DESCRIPTION OF THE TASK
Look for the word "What" in the material below. Copy each line that has it.

INFORMATION SUPPLIED
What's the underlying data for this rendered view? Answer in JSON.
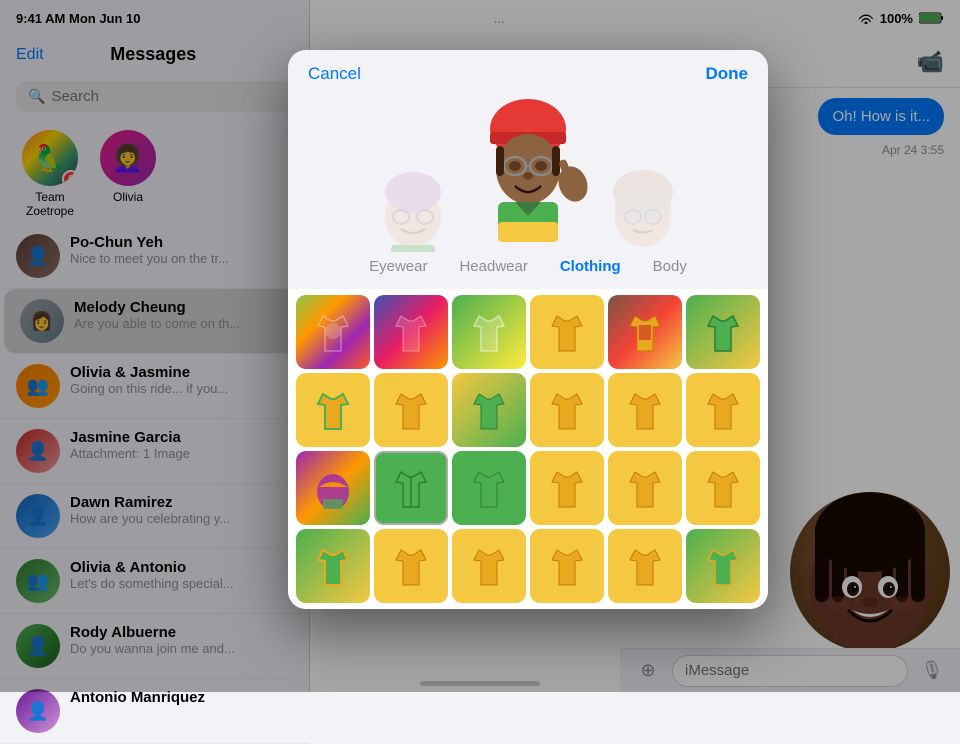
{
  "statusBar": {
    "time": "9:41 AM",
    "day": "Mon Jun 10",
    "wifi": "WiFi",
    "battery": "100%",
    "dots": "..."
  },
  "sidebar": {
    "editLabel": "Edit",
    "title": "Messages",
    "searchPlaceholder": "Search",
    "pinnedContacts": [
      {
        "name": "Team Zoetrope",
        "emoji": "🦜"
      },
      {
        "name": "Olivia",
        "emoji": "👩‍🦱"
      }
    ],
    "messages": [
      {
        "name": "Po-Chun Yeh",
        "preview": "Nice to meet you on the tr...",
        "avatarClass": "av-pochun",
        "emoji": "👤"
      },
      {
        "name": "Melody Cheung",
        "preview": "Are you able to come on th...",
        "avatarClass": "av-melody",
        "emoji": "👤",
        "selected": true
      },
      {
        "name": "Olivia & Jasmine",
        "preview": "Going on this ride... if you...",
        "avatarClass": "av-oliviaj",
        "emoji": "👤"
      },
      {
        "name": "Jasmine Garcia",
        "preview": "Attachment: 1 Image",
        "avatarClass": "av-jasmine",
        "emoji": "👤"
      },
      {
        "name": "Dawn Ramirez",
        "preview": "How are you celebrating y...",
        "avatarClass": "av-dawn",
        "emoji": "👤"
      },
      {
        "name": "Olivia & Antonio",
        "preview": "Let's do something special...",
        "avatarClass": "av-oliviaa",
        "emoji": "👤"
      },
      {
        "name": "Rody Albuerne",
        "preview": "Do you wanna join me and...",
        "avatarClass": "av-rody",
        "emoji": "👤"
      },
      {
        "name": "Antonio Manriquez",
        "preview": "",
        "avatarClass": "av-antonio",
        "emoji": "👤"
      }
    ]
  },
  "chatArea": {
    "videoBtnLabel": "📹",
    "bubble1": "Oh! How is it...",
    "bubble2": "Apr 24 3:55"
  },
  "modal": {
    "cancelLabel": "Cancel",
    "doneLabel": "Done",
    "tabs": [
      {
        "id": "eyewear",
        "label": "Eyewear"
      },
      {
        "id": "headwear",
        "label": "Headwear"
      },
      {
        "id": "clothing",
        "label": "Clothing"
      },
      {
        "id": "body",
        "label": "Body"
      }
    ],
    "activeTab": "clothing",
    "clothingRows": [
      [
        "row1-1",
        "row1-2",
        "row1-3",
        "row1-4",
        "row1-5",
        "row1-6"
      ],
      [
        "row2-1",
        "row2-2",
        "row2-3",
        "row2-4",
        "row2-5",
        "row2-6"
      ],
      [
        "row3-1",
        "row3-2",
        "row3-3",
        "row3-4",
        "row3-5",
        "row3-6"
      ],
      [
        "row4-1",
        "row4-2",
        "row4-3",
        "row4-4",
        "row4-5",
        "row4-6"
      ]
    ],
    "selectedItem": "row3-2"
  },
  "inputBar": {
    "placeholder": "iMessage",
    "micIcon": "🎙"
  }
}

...

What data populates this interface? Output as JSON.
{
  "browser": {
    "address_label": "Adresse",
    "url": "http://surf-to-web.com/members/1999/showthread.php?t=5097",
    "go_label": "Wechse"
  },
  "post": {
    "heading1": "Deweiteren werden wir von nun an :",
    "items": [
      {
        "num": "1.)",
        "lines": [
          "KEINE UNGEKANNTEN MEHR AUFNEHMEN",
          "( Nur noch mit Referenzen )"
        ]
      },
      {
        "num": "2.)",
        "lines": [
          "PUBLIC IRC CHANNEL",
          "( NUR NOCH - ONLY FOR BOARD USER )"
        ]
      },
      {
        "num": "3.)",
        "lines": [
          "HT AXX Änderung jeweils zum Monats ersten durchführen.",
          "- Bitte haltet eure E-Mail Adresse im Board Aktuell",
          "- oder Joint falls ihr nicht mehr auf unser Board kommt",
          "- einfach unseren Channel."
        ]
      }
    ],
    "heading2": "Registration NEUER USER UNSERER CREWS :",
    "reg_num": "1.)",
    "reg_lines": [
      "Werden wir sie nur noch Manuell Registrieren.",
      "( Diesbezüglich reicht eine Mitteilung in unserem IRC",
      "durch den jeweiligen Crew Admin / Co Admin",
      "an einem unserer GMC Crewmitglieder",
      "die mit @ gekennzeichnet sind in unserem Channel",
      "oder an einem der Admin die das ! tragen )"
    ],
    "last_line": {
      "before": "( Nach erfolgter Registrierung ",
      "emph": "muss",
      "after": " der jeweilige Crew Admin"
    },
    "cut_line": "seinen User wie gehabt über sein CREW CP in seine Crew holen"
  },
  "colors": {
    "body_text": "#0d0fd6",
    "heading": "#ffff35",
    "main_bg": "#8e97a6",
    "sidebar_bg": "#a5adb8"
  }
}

FINISHED EXERCISE
What's the underlying data for this rendered view? Answer in JSON.
What data populates this interface? Output as JSON.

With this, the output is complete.